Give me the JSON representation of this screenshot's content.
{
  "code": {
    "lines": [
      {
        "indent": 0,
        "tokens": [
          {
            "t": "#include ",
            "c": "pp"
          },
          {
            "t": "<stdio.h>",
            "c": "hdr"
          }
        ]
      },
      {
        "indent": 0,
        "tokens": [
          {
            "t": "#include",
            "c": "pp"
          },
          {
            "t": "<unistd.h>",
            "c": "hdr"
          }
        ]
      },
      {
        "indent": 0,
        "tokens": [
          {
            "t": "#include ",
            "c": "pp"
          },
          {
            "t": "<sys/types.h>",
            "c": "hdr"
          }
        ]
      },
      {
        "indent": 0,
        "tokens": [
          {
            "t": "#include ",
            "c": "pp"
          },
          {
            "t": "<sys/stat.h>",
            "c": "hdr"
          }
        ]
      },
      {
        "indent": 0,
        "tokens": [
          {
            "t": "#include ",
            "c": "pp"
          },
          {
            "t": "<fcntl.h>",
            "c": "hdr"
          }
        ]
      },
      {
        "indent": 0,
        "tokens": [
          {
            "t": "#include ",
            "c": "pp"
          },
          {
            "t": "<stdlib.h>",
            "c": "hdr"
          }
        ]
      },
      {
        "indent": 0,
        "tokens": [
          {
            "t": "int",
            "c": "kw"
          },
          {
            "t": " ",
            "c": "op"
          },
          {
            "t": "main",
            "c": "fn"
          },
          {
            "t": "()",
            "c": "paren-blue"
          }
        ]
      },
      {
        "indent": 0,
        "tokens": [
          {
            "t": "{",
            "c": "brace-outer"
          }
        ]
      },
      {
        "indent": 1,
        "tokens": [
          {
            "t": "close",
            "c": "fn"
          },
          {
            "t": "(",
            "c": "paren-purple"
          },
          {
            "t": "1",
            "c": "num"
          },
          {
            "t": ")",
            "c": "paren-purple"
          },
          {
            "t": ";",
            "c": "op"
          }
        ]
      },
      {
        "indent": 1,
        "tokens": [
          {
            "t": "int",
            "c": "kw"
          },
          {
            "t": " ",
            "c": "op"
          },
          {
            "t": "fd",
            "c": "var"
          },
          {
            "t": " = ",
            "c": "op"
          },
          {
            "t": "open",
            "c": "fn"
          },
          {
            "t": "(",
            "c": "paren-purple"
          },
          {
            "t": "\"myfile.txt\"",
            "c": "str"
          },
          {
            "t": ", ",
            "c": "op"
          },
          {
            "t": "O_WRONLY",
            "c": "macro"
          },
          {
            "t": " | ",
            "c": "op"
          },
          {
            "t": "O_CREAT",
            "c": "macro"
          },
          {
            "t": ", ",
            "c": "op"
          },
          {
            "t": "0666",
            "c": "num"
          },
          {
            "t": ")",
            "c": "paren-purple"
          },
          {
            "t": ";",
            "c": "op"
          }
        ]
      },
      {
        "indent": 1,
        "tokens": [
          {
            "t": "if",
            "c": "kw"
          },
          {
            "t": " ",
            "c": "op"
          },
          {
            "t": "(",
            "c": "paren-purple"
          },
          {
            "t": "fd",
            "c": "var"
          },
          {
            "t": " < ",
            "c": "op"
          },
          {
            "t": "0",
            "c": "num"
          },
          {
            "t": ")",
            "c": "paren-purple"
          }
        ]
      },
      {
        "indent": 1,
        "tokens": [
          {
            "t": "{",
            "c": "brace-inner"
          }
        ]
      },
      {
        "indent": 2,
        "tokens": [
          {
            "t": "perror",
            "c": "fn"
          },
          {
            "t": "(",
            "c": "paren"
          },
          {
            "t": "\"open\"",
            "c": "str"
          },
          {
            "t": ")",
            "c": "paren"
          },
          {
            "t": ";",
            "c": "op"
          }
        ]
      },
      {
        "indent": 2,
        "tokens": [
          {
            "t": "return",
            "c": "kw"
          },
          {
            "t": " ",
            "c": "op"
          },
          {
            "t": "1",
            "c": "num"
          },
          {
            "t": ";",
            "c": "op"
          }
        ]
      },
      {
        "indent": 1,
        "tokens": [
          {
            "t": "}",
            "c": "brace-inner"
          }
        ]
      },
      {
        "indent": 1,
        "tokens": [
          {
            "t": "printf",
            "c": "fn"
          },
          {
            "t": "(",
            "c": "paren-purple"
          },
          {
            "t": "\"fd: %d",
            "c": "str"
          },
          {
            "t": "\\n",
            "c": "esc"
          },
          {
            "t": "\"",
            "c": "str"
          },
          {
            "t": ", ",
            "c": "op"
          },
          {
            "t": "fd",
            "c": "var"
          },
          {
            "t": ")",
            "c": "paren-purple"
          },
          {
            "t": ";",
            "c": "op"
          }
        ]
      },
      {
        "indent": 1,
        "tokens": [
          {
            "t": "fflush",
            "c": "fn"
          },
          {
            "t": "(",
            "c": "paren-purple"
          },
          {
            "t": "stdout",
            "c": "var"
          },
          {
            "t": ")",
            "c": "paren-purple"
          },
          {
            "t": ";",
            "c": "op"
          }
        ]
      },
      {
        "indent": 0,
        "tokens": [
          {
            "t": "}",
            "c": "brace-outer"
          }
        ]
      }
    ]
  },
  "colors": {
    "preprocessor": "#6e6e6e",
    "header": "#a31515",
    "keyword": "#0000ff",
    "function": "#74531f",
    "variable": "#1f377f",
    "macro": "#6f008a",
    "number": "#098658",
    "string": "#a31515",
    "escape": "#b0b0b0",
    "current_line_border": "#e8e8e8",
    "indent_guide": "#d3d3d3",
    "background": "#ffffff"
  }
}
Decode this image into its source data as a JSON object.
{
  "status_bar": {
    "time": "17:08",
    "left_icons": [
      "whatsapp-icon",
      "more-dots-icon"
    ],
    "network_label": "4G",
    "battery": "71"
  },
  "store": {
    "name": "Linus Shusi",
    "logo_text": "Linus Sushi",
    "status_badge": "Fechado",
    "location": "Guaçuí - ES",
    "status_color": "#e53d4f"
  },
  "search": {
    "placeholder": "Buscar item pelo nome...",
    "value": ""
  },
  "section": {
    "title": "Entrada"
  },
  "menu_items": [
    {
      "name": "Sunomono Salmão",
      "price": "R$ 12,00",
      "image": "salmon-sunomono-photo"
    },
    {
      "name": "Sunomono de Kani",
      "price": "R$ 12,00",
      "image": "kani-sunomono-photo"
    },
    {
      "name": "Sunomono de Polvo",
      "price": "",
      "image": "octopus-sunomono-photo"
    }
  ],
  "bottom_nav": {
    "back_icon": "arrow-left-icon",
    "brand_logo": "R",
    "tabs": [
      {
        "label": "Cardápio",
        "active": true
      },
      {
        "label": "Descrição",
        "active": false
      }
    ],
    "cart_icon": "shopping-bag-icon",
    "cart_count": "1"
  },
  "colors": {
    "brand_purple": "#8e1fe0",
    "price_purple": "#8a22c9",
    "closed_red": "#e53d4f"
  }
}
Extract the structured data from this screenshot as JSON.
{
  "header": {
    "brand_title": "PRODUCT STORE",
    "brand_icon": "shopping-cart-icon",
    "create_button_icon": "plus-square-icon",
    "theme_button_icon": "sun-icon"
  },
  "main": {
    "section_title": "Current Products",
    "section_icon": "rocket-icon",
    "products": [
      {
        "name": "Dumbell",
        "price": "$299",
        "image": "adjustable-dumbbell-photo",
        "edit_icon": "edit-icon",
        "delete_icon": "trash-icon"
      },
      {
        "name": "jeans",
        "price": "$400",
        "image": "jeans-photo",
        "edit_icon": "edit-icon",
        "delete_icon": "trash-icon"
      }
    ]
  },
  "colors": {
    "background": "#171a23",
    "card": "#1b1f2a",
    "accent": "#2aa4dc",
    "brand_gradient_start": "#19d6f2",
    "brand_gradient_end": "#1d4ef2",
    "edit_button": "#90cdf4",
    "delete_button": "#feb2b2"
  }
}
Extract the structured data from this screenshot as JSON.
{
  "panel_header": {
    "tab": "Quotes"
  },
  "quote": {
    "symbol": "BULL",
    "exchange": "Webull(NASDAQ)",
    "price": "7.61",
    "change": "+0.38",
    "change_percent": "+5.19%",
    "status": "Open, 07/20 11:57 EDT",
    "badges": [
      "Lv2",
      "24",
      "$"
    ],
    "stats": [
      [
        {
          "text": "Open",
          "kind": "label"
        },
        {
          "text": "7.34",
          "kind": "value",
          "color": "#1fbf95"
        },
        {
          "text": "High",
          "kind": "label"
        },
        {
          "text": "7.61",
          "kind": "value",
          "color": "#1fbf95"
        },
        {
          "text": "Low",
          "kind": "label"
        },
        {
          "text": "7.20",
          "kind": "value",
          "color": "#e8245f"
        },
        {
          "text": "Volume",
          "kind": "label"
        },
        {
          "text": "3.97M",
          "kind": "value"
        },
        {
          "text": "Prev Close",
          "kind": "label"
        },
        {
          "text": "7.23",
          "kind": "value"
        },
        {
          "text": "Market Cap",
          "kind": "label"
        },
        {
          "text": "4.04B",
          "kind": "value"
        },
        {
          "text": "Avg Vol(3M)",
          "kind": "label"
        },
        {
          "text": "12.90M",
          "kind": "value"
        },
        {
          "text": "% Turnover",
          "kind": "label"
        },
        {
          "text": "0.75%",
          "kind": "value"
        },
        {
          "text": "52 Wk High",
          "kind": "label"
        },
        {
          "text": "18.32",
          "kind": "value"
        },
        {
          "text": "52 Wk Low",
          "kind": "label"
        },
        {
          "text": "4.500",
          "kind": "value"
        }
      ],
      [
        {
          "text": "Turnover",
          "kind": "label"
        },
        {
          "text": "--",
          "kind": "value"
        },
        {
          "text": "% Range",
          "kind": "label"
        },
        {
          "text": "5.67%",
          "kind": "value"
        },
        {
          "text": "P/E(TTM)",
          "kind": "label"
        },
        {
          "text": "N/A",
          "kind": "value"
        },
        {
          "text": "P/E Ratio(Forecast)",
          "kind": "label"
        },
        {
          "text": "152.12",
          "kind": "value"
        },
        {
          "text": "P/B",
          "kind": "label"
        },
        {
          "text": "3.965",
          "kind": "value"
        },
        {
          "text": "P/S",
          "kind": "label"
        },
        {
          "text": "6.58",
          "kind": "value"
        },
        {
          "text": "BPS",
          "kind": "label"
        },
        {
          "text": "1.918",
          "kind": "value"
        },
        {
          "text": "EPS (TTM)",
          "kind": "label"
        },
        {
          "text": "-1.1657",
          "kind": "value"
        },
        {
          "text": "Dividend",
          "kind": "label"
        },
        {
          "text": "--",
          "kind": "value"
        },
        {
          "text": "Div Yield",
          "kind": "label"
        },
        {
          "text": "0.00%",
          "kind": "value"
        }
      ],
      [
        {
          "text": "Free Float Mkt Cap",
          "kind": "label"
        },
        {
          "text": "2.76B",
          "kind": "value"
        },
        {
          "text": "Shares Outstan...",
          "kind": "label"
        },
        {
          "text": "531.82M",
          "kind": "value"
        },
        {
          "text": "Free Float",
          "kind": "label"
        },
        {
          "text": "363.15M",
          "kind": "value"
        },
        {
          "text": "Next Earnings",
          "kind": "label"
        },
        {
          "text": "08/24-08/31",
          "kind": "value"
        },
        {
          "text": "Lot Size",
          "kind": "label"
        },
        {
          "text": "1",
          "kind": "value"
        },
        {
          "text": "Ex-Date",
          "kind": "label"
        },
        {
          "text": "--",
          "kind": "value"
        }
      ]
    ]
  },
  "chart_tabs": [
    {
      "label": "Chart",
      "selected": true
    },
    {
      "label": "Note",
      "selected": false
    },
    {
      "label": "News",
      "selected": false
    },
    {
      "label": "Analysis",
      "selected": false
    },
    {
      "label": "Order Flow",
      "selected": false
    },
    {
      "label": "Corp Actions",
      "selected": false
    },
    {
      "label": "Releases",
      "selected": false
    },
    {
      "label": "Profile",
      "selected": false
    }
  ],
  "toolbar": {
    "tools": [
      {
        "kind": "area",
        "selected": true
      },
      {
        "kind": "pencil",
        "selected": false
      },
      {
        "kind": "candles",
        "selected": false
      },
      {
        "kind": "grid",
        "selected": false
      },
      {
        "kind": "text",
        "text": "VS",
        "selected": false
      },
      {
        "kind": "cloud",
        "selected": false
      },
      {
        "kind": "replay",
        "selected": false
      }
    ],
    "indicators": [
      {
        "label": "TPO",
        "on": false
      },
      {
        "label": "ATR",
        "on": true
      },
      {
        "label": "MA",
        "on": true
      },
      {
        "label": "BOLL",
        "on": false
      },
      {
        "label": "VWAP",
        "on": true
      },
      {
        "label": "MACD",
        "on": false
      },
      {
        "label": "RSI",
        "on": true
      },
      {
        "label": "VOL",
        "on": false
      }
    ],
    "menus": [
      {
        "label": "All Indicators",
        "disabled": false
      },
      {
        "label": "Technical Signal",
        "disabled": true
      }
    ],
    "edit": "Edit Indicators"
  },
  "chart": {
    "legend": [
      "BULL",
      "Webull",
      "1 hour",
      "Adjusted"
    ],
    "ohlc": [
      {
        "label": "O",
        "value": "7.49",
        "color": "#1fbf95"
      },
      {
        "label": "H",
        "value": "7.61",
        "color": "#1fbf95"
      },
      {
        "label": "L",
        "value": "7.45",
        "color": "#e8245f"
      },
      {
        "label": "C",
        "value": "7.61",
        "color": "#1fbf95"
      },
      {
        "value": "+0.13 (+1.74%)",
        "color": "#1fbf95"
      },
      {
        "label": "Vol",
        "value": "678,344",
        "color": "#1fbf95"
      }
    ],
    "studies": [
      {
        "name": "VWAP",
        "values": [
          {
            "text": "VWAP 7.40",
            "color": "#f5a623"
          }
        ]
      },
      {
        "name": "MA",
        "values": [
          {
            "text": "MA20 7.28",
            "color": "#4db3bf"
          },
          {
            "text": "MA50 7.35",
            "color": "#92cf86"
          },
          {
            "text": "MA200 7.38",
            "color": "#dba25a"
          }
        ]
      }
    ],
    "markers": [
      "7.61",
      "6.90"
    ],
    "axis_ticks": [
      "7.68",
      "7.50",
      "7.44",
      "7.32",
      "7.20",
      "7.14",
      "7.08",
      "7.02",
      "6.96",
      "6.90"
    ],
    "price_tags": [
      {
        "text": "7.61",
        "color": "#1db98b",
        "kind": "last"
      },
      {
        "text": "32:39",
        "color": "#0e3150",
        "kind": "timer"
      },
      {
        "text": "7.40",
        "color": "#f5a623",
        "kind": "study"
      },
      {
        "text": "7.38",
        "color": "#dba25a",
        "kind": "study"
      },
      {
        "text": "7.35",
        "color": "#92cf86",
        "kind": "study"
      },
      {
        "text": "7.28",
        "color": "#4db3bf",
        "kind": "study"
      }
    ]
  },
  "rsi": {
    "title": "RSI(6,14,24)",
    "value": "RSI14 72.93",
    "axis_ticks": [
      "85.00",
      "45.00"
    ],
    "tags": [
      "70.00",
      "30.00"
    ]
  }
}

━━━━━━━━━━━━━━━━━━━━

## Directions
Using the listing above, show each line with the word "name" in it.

## Answer to this task
    "name": "Linus Shusi",
      "name": "Sunomono Salmão",
      "name": "Sunomono de Kani",
      "name": "Sunomono de Polvo",
        "name": "Dumbell",
        "name": "jeans",
        "name": "VWAP",
        "name": "MA",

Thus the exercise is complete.